Editor’s note: John P. Avlon is a senior political columnist for The Daily Beast and author of the new book "Wingnuts: How the Lunatic Fringe is Hijacking America." Previously, he served as chief speechwriter for New York City Mayor Rudy Giuliani and was a columnist and associate editor for The New York Sun.
By John Avlon, Special to CNN
In the wake of the health care vote, we’ve seen an escalation of angry rhetoric and actions, fueling this week’s wingnuts to ugly new heights of incitement.
At least ten members of the House of Representatives received death threats this week while Republican House Leader Eric Cantor reported that bullets had been fired at his district offices in Virginia. Four local Democratic Party offices and district congressional offices had their windows broken with bricks.
All this follows the online exhortations of militia leader Mike Vanderboegh, who wrote on his blog this past Friday: “If we break the windows of hundreds, thousands, of Democrat party headquarters across this country, we might just wake up enough of them to make defending ourselves at the muzzle of a rifle unnecessary.”
I interviewed Vanderboegh at length late last year for my book "Wingnuts." He is a self-described “former leftist” and SDS member who became a Second Amendment activist and leader in the militia movement during the 1990s. Last year, he co-founded a loosely-affiliated Hatriot group known as the Three Percenters.
Over the past year, he has detailed his unhinged opposition to the Obama administration: “You should understand that we are rapidly coming to a point in this country when half of the people are going to become convinced of the illegitimacy of this administration and its designs upon our liberty. Need I remind you that this side is the one with most of the firearms?”
This week he’s been hitting the radio show circuit to promote his message. This isn’t just wingnut stuff, it’s indicative of a new breed of Hatriot militias – those who believe its patriotic to fear the government and hate the president. It’s the politics of incitement.
At a time when Sarah Palin posted a Facebook page with gun-scope cross-hairs on the districts of Democratic representatives she is seeking to unseat this fall, the unhinged could be getting further encouragement from the former GOP VP nominee. In light of the death threats, decency and a modicum of good judgment should inspire Palin to take that map down immediately.
On the left, radio host Mike Malloy is at the ugly rhetoric again, this time targeting conservative Supreme Court Justice Clarence Thomas and his wife Ginni. Mrs. Thomas formed a group with sympathies for the Tea Party protesters, remarking “I did not give up my First Amendment rights when my husband became a justice of the Supreme Court.”
Malloy exercised his first amendment rights by launching an ugly attack on Justice Thomas, calling him a “House Negro” and in transcripts raising the question of whether the Thomas’ interracial marriage ("She’s a very, very, very, very, very white Omaha, Nebraska woman married to a very, very, very, very black South Georgia man") would cause a problem for the Tea Party protesters he reflexively calls racist. This is an example of race-baiting from the left, wrapped in the arrogance of assumed ideological superiority.

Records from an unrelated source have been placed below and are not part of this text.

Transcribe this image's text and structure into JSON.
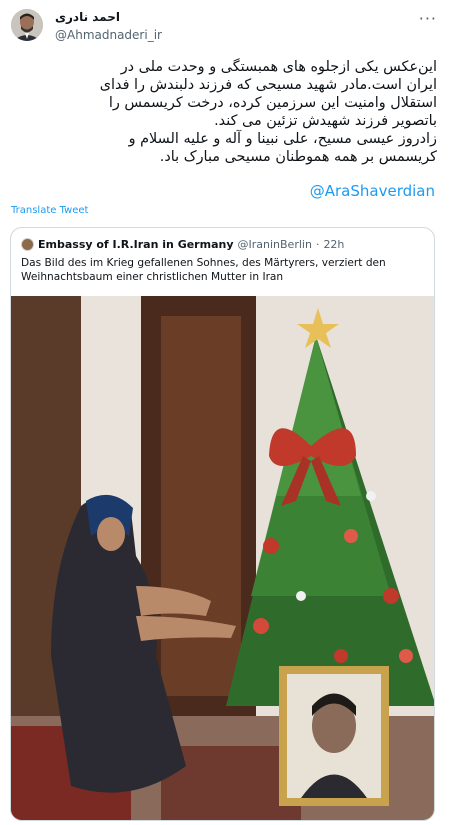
{
  "tweet": {
    "author_name": "احمد نادری",
    "author_handle": "@Ahmadnaderi_ir",
    "more_icon": "more-dots-icon",
    "lines": [
      "این‌عکس یکی ازجلوه های همبستگی و وحدت ملی در",
      "ایران است.مادر شهید مسیحی که فرزند دلبندش را فدای",
      "استقلال وامنیت این سرزمین کرده، درخت کریسمس را",
      "باتصویر فرزند شهیدش تزئین می کند.",
      "زادروز عیسی مسیح، علی نبینا و آله و علیه السلام و",
      "کریسمس بر همه هموطنان مسیحی مبارک باد."
    ],
    "mention": "@AraShaverdian",
    "translate_label": "Translate Tweet"
  },
  "quote": {
    "author_name": "Embassy of I.R.Iran in Germany",
    "author_handle": "@IraninBerlin",
    "separator": "·",
    "time": "22h",
    "text": "Das Bild des im Krieg gefallenen Sohnes, des Märtyrers, verziert den Weihnachtsbaum einer christlichen Mutter in Iran"
  },
  "colors": {
    "link": "#1d9bf0",
    "border": "#cfd9de",
    "muted": "#536471"
  }
}
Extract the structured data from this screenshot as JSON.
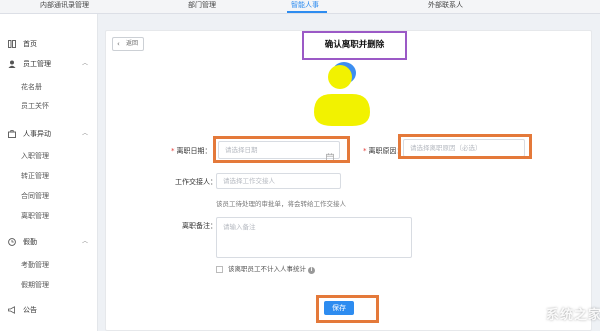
{
  "topnav": {
    "tabs": [
      {
        "label": "内部通讯录管理"
      },
      {
        "label": "部门管理"
      },
      {
        "label": "智能人事"
      },
      {
        "label": "外部联系人"
      }
    ],
    "active": "智能人事"
  },
  "sidebar": {
    "items": [
      {
        "label": "首页",
        "icon": "home-icon"
      },
      {
        "label": "员工管理",
        "icon": "user-icon",
        "expanded": true
      },
      {
        "label": "花名册"
      },
      {
        "label": "员工关怀"
      },
      {
        "label": "人事异动",
        "icon": "briefcase-icon",
        "expanded": true
      },
      {
        "label": "入职管理"
      },
      {
        "label": "转正管理"
      },
      {
        "label": "合同管理"
      },
      {
        "label": "离职管理"
      },
      {
        "label": "假勤",
        "icon": "clock-icon",
        "expanded": true
      },
      {
        "label": "考勤管理"
      },
      {
        "label": "假期管理"
      },
      {
        "label": "公告",
        "icon": "megaphone-icon"
      }
    ]
  },
  "page": {
    "back_label": "返回",
    "title": "确认离职并删除"
  },
  "form": {
    "leave_date": {
      "label": "离职日期：",
      "placeholder": "请选择日期"
    },
    "leave_reason": {
      "label": "离职原因：",
      "placeholder": "请选择离职原因（必选）"
    },
    "handover": {
      "label": "工作交接人：",
      "placeholder": "请选择工作交接人"
    },
    "handover_hint": "该员工待处理的审批单，将会转给工作交接人",
    "remark": {
      "label": "离职备注：",
      "placeholder": "请输入备注"
    },
    "exclude_checkbox": {
      "label": "该离职员工不计入人事统计",
      "checked": false
    }
  },
  "actions": {
    "save_label": "保存"
  },
  "watermark": {
    "text": "系统之家"
  },
  "colors": {
    "accent": "#2d8cf0",
    "highlight_orange": "#e4793a",
    "highlight_purple": "#9b59c6",
    "avatar_yellow": "#f2f200",
    "avatar_blue": "#3d8ef0"
  }
}
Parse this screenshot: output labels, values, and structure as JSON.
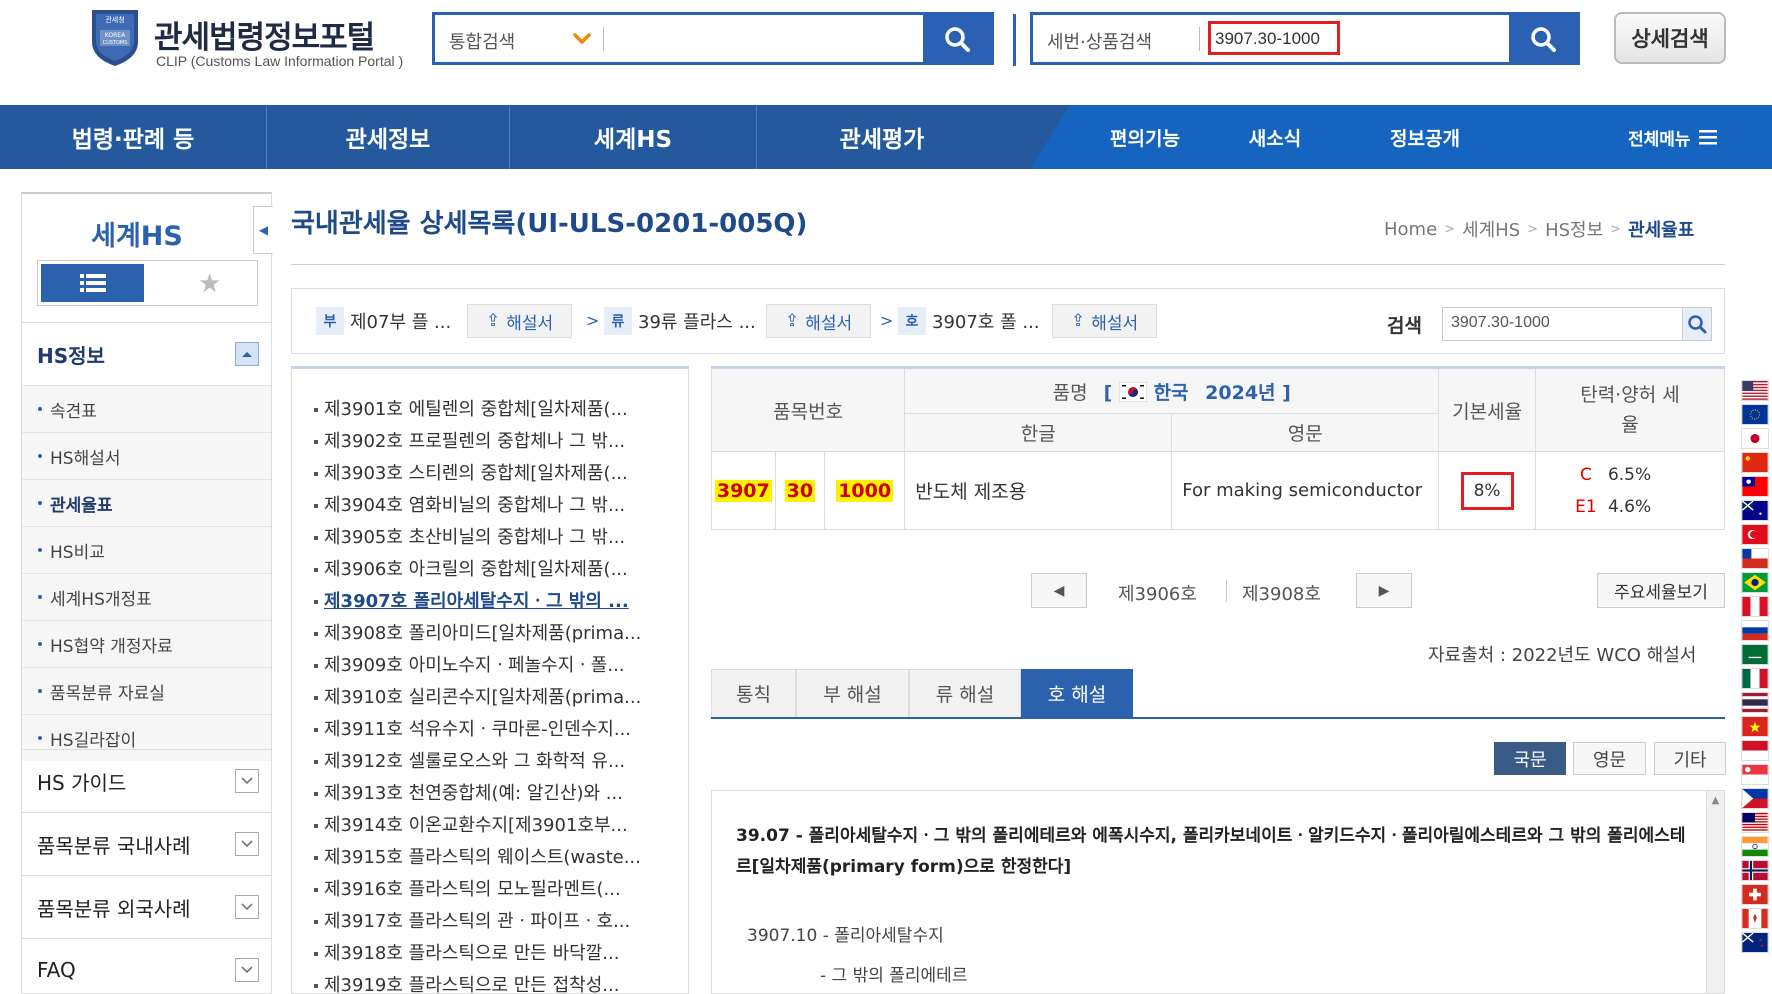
{
  "header": {
    "logo_title": "관세법령정보포털",
    "logo_subtitle": "CLIP (Customs Law Information Portal )",
    "logo_emblem_text": "관세청",
    "main_search": {
      "category": "통합검색",
      "placeholder": ""
    },
    "hs_search": {
      "label": "세번·상품검색",
      "value": "3907.30-1000"
    },
    "detail_search_label": "상세검색"
  },
  "gnb": {
    "items": [
      "법령·판례 등",
      "관세정보",
      "세계HS",
      "관세평가"
    ],
    "sub_items": [
      "편의기능",
      "새소식",
      "정보공개"
    ],
    "all_menu": "전체메뉴"
  },
  "sidebar": {
    "title": "세계HS",
    "groups": [
      {
        "label": "HS정보",
        "expanded": true,
        "items": [
          {
            "label": "속견표",
            "active": false
          },
          {
            "label": "HS해설서",
            "active": false
          },
          {
            "label": "관세율표",
            "active": true
          },
          {
            "label": "HS비교",
            "active": false
          },
          {
            "label": "세계HS개정표",
            "active": false
          },
          {
            "label": "HS협약 개정자료",
            "active": false
          },
          {
            "label": "품목분류 자료실",
            "active": false
          },
          {
            "label": "HS길라잡이",
            "active": false
          }
        ]
      },
      {
        "label": "HS 가이드",
        "expanded": false
      },
      {
        "label": "품목분류 국내사례",
        "expanded": false
      },
      {
        "label": "품목분류 외국사례",
        "expanded": false
      },
      {
        "label": "FAQ",
        "expanded": false
      }
    ]
  },
  "page": {
    "title": "국내관세율 상세목록(UI-ULS-0201-005Q)",
    "breadcrumb": [
      "Home",
      "세계HS",
      "HS정보",
      "관세율표"
    ]
  },
  "path": {
    "section": {
      "tag": "부",
      "label": "제07부 플 ..."
    },
    "chapter": {
      "tag": "류",
      "label": "39류 플라스 ..."
    },
    "heading": {
      "tag": "호",
      "label": "3907호 폴 ..."
    },
    "expl_button": "해설서",
    "search_label": "검색",
    "search_value": "3907.30-1000"
  },
  "heading_list": [
    {
      "label": "제3901호 에틸렌의 중합체[일차제품(...",
      "active": false
    },
    {
      "label": "제3902호 프로필렌의 중합체나 그 밖...",
      "active": false
    },
    {
      "label": "제3903호 스티렌의 중합체[일차제품(...",
      "active": false
    },
    {
      "label": "제3904호 염화비닐의 중합체나 그 밖...",
      "active": false
    },
    {
      "label": "제3905호 초산비닐의 중합체나 그 밖...",
      "active": false
    },
    {
      "label": "제3906호 아크릴의 중합체[일차제품(...",
      "active": false
    },
    {
      "label": "제3907호 폴리아세탈수지ㆍ그 밖의 ...",
      "active": true
    },
    {
      "label": "제3908호 폴리아미드[일차제품(prima...",
      "active": false
    },
    {
      "label": "제3909호 아미노수지ㆍ페놀수지ㆍ폴...",
      "active": false
    },
    {
      "label": "제3910호 실리콘수지[일차제품(prima...",
      "active": false
    },
    {
      "label": "제3911호 석유수지ㆍ쿠마론-인덴수지...",
      "active": false
    },
    {
      "label": "제3912호 셀룰로오스와 그 화학적 유...",
      "active": false
    },
    {
      "label": "제3913호 천연중합체(예: 알긴산)와 ...",
      "active": false
    },
    {
      "label": "제3914호 이온교환수지[제3901호부...",
      "active": false
    },
    {
      "label": "제3915호 플라스틱의 웨이스트(waste...",
      "active": false
    },
    {
      "label": "제3916호 플라스틱의 모노필라멘트(...",
      "active": false
    },
    {
      "label": "제3917호 플라스틱의 관ㆍ파이프ㆍ호...",
      "active": false
    },
    {
      "label": "제3918호 플라스틱으로 만든 바닥깔...",
      "active": false
    },
    {
      "label": "제3919호 플라스틱으로 만든 접착성...",
      "active": false
    }
  ],
  "tariff_table": {
    "headers": {
      "code": "품목번호",
      "name": "품명",
      "country": "한국",
      "year": "2024년",
      "korean": "한글",
      "english": "영문",
      "base_rate": "기본세율",
      "flex_rate": "탄력·양허 세율"
    },
    "row": {
      "code_parts": [
        "3907",
        "30",
        "1000"
      ],
      "korean": "반도체 제조용",
      "english": "For making semiconductor",
      "base_rate": "8%",
      "other_rates": [
        {
          "code": "C",
          "rate": "6.5%"
        },
        {
          "code": "E1",
          "rate": "4.6%"
        }
      ]
    }
  },
  "pager": {
    "prev": "제3906호",
    "next": "제3908호",
    "main_rates_button": "주요세율보기"
  },
  "source_text": "자료출처 : 2022년도 WCO 해설서",
  "tabs": [
    {
      "label": "통칙",
      "active": false
    },
    {
      "label": "부 해설",
      "active": false
    },
    {
      "label": "류 해설",
      "active": false
    },
    {
      "label": "호 해설",
      "active": true
    }
  ],
  "lang_buttons": [
    {
      "label": "국문",
      "active": true
    },
    {
      "label": "영문",
      "active": false
    },
    {
      "label": "기타",
      "active": false
    }
  ],
  "explanation": {
    "title": "39.07 - 폴리아세탈수지ㆍ그 밖의 폴리에테르와 에폭시수지, 폴리카보네이트ㆍ알키드수지ㆍ폴리아릴에스테르와 그 밖의 폴리에스테르[일차제품(primary form)으로 한정한다]",
    "lines": [
      "3907.10 - 폴리아세탈수지",
      "- 그 밖의 폴리에테르"
    ]
  },
  "colors": {
    "primary": "#2c62ad",
    "gnb_right": "#1565c0",
    "highlight_bg": "#fff200",
    "highlight_text": "#cc0000",
    "alert_border": "#e02020"
  },
  "flags": [
    "usa-flag-icon",
    "eu-flag-icon",
    "japan-flag-icon",
    "china-flag-icon",
    "taiwan-flag-icon",
    "australia-flag-icon",
    "turkey-flag-icon",
    "chile-flag-icon",
    "brazil-flag-icon",
    "peru-flag-icon",
    "russia-flag-icon",
    "saudi-flag-icon",
    "mexico-flag-icon",
    "thailand-flag-icon",
    "vietnam-flag-icon",
    "indonesia-flag-icon",
    "singapore-flag-icon",
    "philippines-flag-icon",
    "malaysia-flag-icon",
    "india-flag-icon",
    "norway-flag-icon",
    "switzerland-flag-icon",
    "canada-flag-icon",
    "newzealand-flag-icon"
  ]
}
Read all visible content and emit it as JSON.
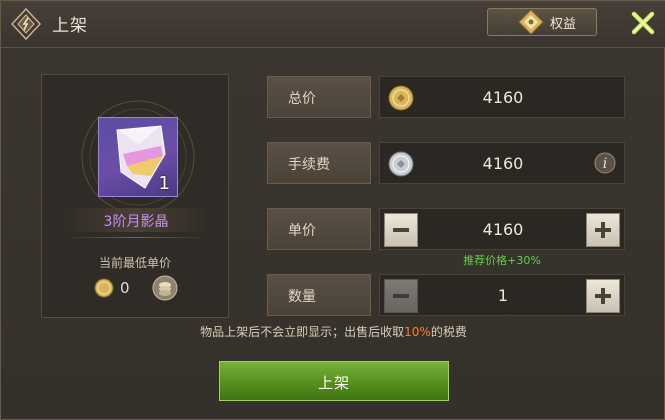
{
  "header": {
    "title": "上架",
    "benefit_label": "权益"
  },
  "item": {
    "count": "1",
    "name": "3阶月影晶",
    "min_price_label": "当前最低单价",
    "min_price_value": "0"
  },
  "rows": {
    "total": {
      "label": "总价",
      "value": "4160"
    },
    "fee": {
      "label": "手续费",
      "value": "4160"
    },
    "unit": {
      "label": "单价",
      "value": "4160",
      "recommend": "推荐价格+30%"
    },
    "qty": {
      "label": "数量",
      "value": "1"
    }
  },
  "notice": {
    "before": "物品上架后不会立即显示；出售后收取",
    "percent": "10%",
    "after": "的税费"
  },
  "submit_label": "上架",
  "colors": {
    "accent_green": "#63cf4a",
    "item_purple": "#c58cff",
    "tax_orange": "#ff7e2a"
  }
}
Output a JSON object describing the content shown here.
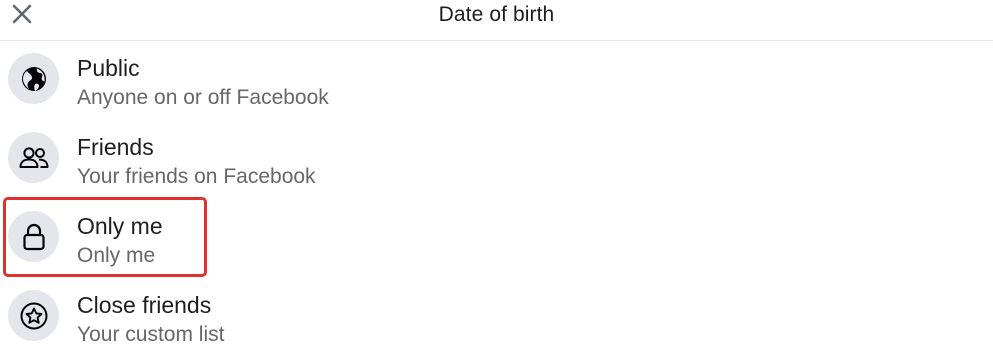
{
  "header": {
    "title": "Date of birth",
    "close_icon": "close-icon"
  },
  "options": [
    {
      "title": "Public",
      "subtitle": "Anyone on or off Facebook",
      "icon": "globe-icon"
    },
    {
      "title": "Friends",
      "subtitle": "Your friends on Facebook",
      "icon": "friends-icon"
    },
    {
      "title": "Only me",
      "subtitle": "Only me",
      "icon": "lock-icon"
    },
    {
      "title": "Close friends",
      "subtitle": "Your custom list",
      "icon": "star-icon"
    }
  ],
  "highlight": {
    "color": "#e0302f",
    "target": "Only me"
  },
  "colors": {
    "text_primary": "#1c1e21",
    "text_secondary": "#65676b",
    "icon_bg": "#e4e6eb"
  }
}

Hate is a cheap and easy recruiting tool in politics – and in talk radio. But we are starting to see the results of hate in the service of hyper-partisanship. The extremes encourage and incite each other. We shouldn’t have to wait for further escalation to recognize the danger of this dynamic on our domestic politics.
The opinions expressed in this commentary are solely those of John Avlon.